Two lefts in Latin America

Latin America has just enjoyed its best two years of economic growth in a long time. Despite this, the region's leftward political shift is understandable, according to this former foreign minister of Mexico.

by Foreign Affairs
Last Updated: 23 Jul 2013

Chile aside, growth rates have been relatively low since the 1980s (and much lower than Asia and parts of eastern Europe). Corruption, poverty and extreme inequality remain - the region is the world's most inequitable.

It is important to distinguish between two different Lefts, however.

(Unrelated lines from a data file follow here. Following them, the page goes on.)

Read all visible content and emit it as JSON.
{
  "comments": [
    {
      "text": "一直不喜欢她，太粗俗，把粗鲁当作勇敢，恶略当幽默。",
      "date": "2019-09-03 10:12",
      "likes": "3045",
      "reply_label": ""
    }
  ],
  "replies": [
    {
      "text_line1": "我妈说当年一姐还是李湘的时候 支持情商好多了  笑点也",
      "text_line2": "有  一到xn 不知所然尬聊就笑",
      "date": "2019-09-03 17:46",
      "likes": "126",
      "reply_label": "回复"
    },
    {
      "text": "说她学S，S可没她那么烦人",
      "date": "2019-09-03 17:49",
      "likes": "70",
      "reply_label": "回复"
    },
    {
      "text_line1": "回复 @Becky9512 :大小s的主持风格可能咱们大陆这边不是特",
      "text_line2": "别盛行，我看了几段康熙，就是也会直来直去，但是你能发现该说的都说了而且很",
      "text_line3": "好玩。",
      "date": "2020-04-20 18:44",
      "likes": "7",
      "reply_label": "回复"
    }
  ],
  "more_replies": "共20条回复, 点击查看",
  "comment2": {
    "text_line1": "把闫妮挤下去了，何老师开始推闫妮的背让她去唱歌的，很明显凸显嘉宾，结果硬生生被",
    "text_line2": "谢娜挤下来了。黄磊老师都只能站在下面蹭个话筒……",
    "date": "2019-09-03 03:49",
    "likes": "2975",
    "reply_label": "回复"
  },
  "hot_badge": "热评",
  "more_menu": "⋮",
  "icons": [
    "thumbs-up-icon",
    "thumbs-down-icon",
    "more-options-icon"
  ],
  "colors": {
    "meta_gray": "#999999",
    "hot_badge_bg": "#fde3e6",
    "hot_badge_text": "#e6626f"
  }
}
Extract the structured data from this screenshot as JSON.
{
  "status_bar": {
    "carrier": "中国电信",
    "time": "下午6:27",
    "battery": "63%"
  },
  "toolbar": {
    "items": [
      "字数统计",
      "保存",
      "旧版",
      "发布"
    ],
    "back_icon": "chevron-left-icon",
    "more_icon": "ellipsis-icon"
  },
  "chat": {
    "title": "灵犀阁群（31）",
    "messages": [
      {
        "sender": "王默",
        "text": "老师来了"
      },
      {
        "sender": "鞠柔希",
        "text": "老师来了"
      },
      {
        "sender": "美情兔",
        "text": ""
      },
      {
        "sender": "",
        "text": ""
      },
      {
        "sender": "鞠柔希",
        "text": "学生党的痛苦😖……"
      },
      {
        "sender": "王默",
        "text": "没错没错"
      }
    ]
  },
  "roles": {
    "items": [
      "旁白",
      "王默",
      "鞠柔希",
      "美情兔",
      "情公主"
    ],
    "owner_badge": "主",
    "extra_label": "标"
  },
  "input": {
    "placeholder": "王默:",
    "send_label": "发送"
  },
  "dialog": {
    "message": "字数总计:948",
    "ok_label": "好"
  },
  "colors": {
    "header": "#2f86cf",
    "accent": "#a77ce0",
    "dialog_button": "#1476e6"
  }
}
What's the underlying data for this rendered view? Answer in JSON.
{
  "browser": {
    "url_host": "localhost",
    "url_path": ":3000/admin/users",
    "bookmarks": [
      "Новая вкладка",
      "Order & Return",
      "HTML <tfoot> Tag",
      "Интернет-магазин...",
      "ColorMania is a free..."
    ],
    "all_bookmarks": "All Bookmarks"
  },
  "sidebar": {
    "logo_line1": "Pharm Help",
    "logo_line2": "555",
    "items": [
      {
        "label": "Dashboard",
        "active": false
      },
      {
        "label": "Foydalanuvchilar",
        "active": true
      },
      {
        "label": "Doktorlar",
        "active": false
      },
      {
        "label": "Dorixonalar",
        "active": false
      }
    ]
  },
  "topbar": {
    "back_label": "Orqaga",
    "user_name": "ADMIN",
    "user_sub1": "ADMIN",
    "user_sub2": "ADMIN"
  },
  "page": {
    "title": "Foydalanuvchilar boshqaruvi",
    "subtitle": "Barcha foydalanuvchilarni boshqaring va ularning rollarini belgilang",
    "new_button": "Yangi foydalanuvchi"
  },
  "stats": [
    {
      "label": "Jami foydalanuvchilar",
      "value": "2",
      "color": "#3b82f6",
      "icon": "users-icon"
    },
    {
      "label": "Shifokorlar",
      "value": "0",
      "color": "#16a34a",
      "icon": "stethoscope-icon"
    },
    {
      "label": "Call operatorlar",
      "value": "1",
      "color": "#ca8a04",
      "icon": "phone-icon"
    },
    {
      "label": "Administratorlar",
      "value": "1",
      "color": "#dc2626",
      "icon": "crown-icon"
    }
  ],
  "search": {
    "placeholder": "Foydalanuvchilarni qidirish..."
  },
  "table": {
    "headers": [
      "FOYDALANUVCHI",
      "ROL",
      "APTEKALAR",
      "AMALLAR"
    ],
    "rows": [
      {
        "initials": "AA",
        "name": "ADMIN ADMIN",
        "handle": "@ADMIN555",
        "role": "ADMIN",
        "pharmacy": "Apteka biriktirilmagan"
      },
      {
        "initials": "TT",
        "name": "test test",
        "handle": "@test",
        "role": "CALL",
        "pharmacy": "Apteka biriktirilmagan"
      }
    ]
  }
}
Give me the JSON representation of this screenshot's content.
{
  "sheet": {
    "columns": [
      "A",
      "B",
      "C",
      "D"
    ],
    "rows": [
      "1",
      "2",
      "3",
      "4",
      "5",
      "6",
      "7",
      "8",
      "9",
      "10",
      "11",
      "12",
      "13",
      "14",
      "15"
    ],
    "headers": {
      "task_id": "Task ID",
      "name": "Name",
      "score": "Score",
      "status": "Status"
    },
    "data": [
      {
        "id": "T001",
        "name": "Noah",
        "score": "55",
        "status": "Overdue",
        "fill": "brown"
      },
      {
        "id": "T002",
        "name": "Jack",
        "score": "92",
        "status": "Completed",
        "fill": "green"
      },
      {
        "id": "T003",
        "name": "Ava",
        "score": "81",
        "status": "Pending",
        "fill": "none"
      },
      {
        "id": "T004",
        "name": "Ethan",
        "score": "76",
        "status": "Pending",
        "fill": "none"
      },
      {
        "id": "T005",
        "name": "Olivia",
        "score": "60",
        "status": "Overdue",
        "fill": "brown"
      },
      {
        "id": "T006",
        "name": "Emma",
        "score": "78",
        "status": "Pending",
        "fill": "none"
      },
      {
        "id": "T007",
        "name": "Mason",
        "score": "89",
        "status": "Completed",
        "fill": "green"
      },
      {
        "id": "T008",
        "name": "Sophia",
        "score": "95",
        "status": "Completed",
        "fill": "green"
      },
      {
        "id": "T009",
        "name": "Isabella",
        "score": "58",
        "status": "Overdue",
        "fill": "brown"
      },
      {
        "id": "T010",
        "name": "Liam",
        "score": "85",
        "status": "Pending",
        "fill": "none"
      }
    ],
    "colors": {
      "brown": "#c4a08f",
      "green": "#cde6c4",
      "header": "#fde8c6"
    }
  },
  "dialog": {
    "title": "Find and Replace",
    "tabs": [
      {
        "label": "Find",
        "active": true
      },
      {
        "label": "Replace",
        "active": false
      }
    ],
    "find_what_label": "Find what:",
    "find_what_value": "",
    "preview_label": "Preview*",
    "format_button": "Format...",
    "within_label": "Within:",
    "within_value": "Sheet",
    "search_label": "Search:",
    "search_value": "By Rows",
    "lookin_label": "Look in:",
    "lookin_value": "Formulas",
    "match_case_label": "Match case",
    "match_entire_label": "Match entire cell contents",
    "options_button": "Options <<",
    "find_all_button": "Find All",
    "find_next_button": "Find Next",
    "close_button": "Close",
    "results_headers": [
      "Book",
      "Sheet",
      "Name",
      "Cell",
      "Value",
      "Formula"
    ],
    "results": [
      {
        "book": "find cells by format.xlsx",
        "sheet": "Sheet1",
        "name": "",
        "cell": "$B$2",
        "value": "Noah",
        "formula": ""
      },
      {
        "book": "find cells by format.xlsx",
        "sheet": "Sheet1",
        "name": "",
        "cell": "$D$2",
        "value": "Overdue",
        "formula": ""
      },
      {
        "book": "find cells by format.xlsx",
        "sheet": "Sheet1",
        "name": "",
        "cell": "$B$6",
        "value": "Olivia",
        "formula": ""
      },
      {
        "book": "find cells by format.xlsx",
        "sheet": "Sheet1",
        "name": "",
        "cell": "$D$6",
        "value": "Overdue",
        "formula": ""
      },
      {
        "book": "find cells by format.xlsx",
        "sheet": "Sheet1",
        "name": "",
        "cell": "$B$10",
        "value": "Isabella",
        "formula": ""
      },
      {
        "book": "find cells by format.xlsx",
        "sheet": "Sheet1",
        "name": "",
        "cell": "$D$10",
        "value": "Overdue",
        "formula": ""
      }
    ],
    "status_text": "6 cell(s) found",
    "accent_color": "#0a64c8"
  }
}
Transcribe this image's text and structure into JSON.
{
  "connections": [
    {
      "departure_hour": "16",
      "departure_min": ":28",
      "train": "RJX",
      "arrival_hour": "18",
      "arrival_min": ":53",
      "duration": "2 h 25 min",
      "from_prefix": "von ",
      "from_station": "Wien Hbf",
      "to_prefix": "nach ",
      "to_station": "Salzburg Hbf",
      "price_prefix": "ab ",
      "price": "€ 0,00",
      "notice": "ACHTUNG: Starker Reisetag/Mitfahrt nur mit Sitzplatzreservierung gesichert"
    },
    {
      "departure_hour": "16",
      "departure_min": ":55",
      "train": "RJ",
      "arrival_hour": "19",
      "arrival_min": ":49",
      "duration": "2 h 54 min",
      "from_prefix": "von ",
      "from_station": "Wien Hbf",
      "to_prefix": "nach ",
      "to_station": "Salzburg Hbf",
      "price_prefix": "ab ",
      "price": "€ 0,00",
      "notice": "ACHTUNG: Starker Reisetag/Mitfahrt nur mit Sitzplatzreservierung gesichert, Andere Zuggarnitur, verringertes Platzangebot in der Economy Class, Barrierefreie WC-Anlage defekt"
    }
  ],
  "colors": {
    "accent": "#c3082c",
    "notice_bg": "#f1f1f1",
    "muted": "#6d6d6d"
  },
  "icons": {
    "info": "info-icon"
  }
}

The traditional Left, now in power in Chile, Uruguay and Brazil, has dropped its radicalism and has largely stuck to established market-oriented economic policies.

The populist Left - already governing in Venezuela, Argentina and Bolivia - is more dangerous (witness Morales' nationalisation programme in Bolivia) and historically has led to inflation, greater poverty, inequality and confrontation with the US. Policies should be focused on supporting the old Left and containing the new, populist Left.

Latin America's left turn
Jorge G Casteneda, Foreign Affairs, May/June 2006.

Reviewed by Steve Lodge.

Find this article useful?

Get more great articles like this in your inbox every lunchtime